SEOUL, March 24 South Korea's financial system
faces a little more risk in the wake of the U.S. Federal
Reserve's interest rate hikes, the Bank of Korea said on Friday,
but the system's ability to withstand external shocks was still
in "fair condition".
Despite external and internal uncertainties, foreign flows
had remained steady, the Bank of Korea said, but should the Fed
start raising rates more quickly than expected capital flight
Given South Korea's sturdy financial buffers such as
massive foreign currency reserves and a big current account
surplus, as of now that possibility looked limited, the BOK said
in a statement issued after a meeting to discuss financial
High household debt remained a concern but was not yet at
the point where it could turn into a major crisis, the BOK
noted, although debtors in the lowest income bracket were
vulnerable to higher interest rates.
Those higher interest rates did not pose immediate risks to
private entrepreneurs, except for retailers and restaurateurs.
"Retail stores and restaurants are usually established to
maintain livelihoods and we've seen many of these get started up
and go bankrupt just as easily.
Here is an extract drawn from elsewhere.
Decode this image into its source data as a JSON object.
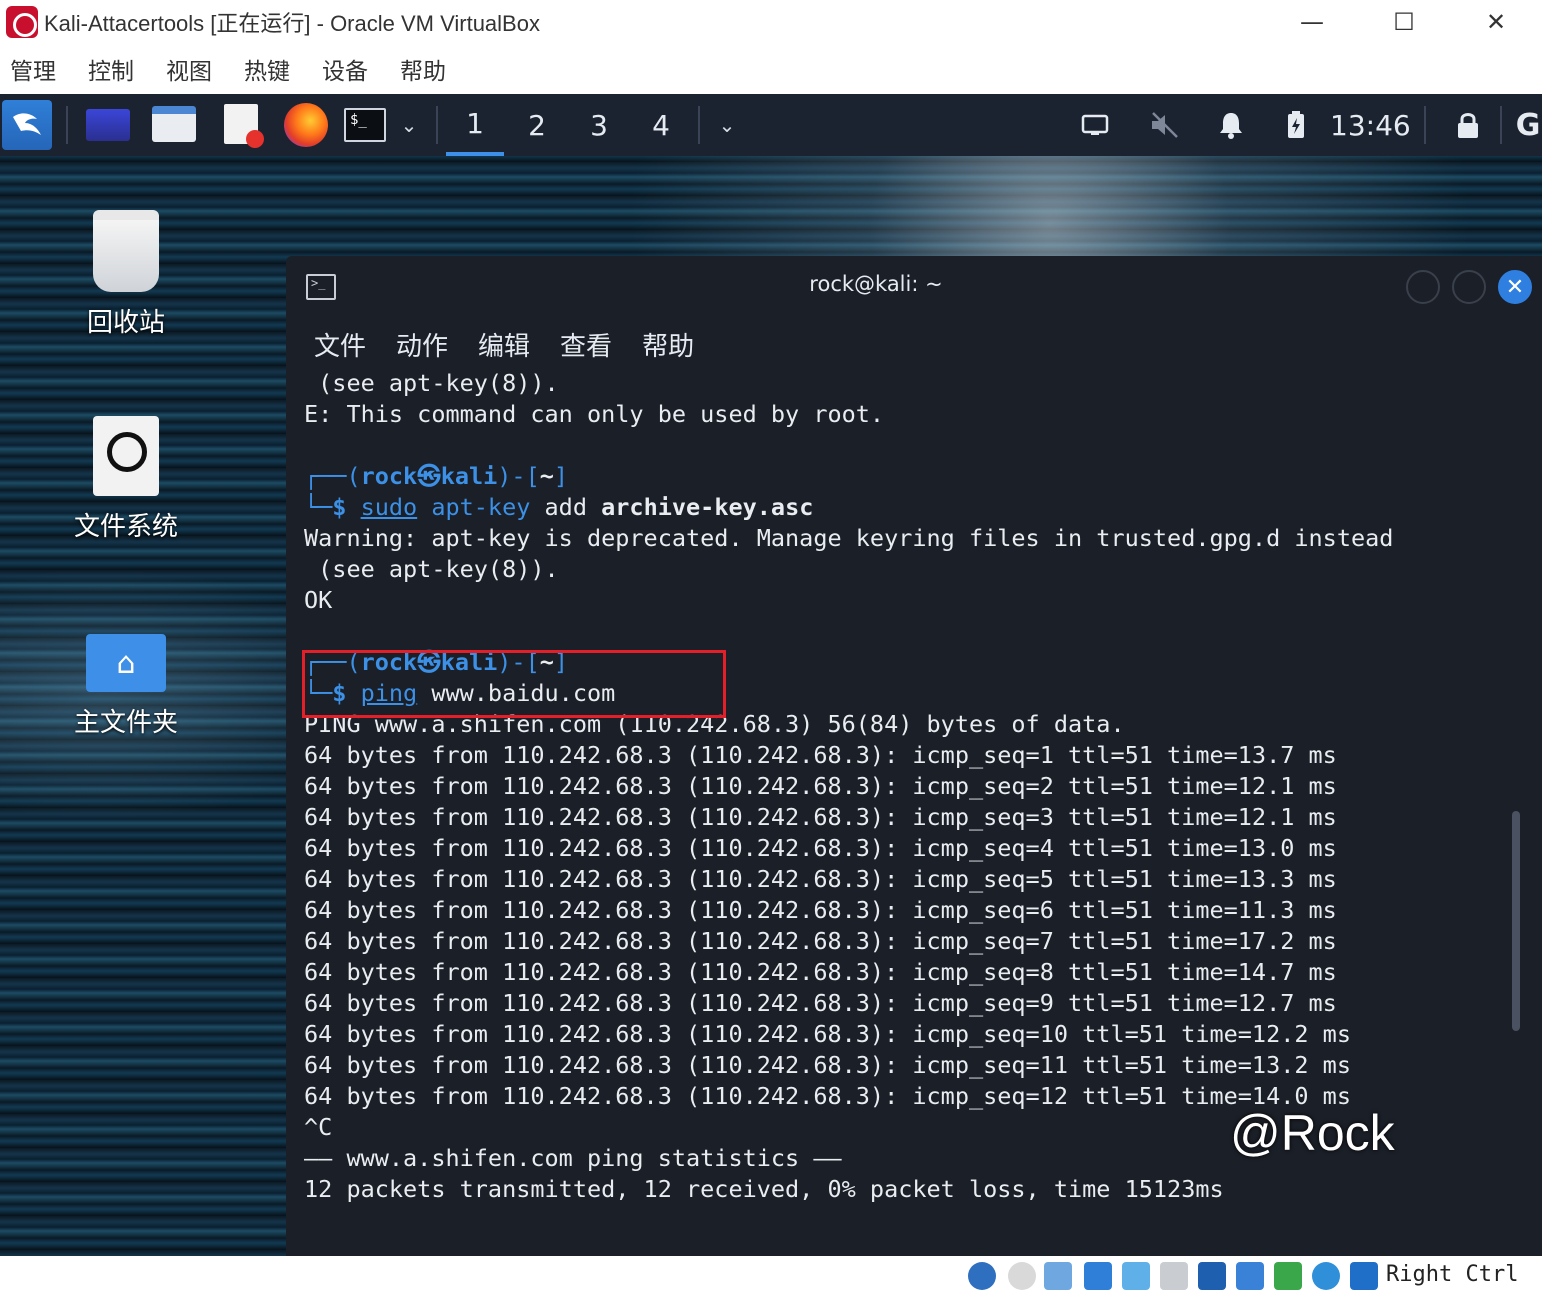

That's why we believe the owners
of these businesses may face hardship paying their debts," Huh
Jin-ho, a deputy governor at the Bank of Korea, told a media
The ability of big corporations to repay debt would not be
undermined even if market interest rates jumped the maximum 150
basis points set in a scenario used to test 24,951 companies
that had been subject to external audits, the BOK said.
The Bank of Korea said these companies' ratio of operating
profit to interest had improved steadily since 2014, but that
was largely due to low investment amid economic sluggishness.
The Bank of Korea said businesses in the troubled
steelmaking and shipbuilding industries were at greater risk of
hardship from higher borrowing rates than other industries.
(Reporting by Christine Kim; Editing by Eric Meijer)